. . .
Mgbaraho: Due process requires at least many considerations be made, and this is one of them. Why is this — — why is it late? It is late, okay. What is the prejudice to the State? Can 8 days — — the Court is going to grant a continuance, we know that. Can 8 days, 10 days, would that be too prejudicial for the State? . . . So, Your Honor, I’m asking again that the Court sua sponte give us a continuance on this particular case for me to work with the prosecutor. Whatever she says. She hasn’t gotten — — we can go to the office. I can guarantee it is there, and give us a couple of days, weeks. We’ll come back here and go to trial. . . .
. . .
Mgbaraho: Your Honor, but before the Court will grant such a severe sanction, the Court should look at the time of the circumstance and that will include —
Trial Court: What I’m looking at is pretrial discovery and failure of your client to provide the pretrial discovery to the [State] who has a right under the Rules of Civil Procedure to receive that pretrial discovery. . . .
. . .
State: To this date, and I’m not saying he didn’t deliver them to my office, I have not received any additional responses. So for those reasons, we would ask that his answer be stricken and a judgment be had for Plaintiff.
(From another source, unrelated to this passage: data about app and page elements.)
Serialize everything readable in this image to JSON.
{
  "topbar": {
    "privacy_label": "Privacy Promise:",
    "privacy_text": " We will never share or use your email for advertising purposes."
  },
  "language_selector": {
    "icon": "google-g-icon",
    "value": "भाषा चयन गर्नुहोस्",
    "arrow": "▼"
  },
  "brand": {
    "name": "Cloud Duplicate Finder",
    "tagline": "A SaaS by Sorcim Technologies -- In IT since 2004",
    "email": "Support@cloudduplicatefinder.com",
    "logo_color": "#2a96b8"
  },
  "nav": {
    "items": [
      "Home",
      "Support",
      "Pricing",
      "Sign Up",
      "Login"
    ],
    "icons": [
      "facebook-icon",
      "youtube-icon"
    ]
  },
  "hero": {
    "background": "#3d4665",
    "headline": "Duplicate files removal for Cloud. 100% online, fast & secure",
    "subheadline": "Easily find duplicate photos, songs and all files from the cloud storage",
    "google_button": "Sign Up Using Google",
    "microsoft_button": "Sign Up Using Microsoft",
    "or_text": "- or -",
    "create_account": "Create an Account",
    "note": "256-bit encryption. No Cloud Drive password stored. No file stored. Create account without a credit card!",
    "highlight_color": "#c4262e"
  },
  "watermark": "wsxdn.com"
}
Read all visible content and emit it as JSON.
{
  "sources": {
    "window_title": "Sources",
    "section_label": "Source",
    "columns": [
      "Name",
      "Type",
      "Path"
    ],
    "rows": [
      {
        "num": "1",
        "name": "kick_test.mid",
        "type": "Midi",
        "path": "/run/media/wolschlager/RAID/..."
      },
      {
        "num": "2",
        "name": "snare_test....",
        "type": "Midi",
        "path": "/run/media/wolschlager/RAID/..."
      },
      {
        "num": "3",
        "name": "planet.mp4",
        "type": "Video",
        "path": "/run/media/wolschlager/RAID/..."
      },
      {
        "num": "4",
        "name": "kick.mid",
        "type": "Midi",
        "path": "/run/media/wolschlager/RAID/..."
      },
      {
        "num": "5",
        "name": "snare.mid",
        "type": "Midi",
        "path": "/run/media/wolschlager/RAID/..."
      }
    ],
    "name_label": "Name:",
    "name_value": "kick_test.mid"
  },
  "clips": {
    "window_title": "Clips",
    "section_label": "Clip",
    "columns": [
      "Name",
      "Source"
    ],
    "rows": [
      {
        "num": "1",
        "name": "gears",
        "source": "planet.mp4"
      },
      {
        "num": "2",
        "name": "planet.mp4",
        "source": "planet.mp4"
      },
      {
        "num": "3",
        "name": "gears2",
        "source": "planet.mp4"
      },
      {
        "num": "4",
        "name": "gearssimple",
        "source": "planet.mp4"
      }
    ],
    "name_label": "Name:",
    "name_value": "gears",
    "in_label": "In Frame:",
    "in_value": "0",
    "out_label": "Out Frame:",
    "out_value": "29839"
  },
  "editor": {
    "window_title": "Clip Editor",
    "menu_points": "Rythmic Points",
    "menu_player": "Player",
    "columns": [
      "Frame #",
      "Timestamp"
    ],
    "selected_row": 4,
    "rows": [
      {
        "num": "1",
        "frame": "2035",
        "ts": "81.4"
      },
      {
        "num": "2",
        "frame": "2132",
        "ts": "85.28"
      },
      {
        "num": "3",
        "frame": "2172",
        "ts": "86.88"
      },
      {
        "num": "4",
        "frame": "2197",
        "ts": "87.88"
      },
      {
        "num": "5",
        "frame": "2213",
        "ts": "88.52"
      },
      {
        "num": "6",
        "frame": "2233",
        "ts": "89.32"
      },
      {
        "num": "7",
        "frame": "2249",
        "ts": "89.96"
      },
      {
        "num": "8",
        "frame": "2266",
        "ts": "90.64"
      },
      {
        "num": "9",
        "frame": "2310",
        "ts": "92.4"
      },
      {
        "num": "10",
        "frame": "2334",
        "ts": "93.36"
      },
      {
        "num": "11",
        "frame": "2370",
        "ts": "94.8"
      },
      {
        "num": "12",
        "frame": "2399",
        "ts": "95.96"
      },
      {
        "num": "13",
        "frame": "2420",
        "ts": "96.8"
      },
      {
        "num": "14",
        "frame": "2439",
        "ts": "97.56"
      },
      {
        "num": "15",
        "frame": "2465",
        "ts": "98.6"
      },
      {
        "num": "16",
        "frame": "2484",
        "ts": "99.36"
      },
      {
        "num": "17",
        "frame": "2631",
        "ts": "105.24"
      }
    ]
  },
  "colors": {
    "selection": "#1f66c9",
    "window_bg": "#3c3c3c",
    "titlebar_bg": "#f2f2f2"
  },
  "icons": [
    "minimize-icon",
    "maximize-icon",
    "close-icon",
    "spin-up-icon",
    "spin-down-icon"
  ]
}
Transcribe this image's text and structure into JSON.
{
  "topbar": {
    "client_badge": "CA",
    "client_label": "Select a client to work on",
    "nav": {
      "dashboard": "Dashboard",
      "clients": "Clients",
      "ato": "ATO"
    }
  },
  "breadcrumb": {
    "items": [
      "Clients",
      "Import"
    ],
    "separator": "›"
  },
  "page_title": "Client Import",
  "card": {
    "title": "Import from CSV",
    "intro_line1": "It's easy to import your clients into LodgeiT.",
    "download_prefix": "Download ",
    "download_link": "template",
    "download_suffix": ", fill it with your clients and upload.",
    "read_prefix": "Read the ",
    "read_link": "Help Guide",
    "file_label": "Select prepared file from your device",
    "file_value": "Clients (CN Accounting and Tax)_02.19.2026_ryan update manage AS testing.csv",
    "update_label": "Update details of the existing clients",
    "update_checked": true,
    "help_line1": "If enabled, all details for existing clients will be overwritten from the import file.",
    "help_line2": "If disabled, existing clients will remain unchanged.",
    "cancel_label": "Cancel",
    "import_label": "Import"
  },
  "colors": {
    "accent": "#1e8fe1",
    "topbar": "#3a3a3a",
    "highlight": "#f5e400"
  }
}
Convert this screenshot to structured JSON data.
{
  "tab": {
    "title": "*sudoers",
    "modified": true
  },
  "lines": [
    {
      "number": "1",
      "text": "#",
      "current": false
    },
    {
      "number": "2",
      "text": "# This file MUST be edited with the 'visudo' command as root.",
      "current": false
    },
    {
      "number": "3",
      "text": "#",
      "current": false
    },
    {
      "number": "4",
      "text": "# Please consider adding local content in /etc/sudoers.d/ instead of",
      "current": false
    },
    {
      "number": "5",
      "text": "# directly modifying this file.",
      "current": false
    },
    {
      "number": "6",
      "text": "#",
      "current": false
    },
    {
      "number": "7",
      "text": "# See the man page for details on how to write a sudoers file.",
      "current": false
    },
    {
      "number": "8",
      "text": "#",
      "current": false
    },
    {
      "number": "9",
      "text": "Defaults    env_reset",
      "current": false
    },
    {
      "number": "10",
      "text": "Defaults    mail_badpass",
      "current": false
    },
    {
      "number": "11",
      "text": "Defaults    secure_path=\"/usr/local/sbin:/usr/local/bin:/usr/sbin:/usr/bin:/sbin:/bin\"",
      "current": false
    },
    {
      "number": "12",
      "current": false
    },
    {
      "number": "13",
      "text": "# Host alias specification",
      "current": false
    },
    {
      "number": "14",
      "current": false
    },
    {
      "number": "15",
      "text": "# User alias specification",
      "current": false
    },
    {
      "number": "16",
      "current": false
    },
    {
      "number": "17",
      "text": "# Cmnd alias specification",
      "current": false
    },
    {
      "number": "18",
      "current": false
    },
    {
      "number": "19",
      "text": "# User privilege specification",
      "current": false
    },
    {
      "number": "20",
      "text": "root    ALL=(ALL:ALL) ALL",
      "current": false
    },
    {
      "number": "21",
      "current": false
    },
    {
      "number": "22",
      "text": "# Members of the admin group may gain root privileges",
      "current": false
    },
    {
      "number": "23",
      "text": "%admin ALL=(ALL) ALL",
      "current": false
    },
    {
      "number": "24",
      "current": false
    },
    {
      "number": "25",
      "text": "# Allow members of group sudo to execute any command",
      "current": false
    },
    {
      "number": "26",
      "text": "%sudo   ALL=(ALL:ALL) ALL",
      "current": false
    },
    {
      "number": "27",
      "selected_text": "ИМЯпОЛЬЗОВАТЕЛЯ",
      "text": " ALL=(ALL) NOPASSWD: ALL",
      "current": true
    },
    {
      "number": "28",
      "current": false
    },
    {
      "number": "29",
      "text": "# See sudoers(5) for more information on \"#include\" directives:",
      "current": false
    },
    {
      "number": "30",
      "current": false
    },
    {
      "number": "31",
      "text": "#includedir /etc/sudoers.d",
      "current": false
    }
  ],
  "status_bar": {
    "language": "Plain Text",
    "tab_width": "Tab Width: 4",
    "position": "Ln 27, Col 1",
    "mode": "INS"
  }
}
Trial Court: Why shouldn’t I do that? I mean, I see no reason why I shouldn’t do that. I don’t want to do it, but the time for negotiations between the parties is long since over, and we’re now down here for trial date. I’m going to sustain the motion or rather grant the motion of the Plaintiff. As a sanction, I will strike the Respondent’s pleadings. I’m going to proceed to trial nihil dicit.
(emphasis added). The record demonstrates that the trial court abused its discretion by impliedly determining that the offensive conduct in this case was so egregious and exceptional that the trial court could strike Rogers’s answer without first assessing lesser discovery sanctions. Cf. Cire, 134 S.W.3d at 842. The facts of this case are not close to being so egregious and exceptional. Cf. id. at 841-43 (concluding that party’s conduct was egregious and exceptional because the party failed to produce and destroyed critical evidence in the case after being ordered to produce the evidence three times). In addition, the record reflects that the trial court considered case-determinative sanctions as the typical sanction for failure to comply with an order compelling discovery. The record shows that the trial court did not consider and analyze the availability of appropriate lesser discovery sanctions. Therefore, the trial court abused its discretion by assessing case-determinative sanctions. Cf. id. at 842.
In sum, there is no discernible attempt by the trial court to determine whether the failure to timely respond to discovery was attributable to Rogers, no analysis of available sanctions, no reasoned explanation of the appropriateness of the sanction imposed, and no justification for the presumption that Rogers’s defenses to forfeiture lack merit. We therefore sustain Rogers’s first issue and reverse and remand without reaching his second issue.
Having concluded that the trial court abused its discretion by striking Rogers’s pleadings, we reverse the judgment and remand the case for further proceedings consistent with this opinion.
Judgment rendered and Opinion filed October 7, 2008.
Panel consists of Justices Frost, Seymore, and Guzman.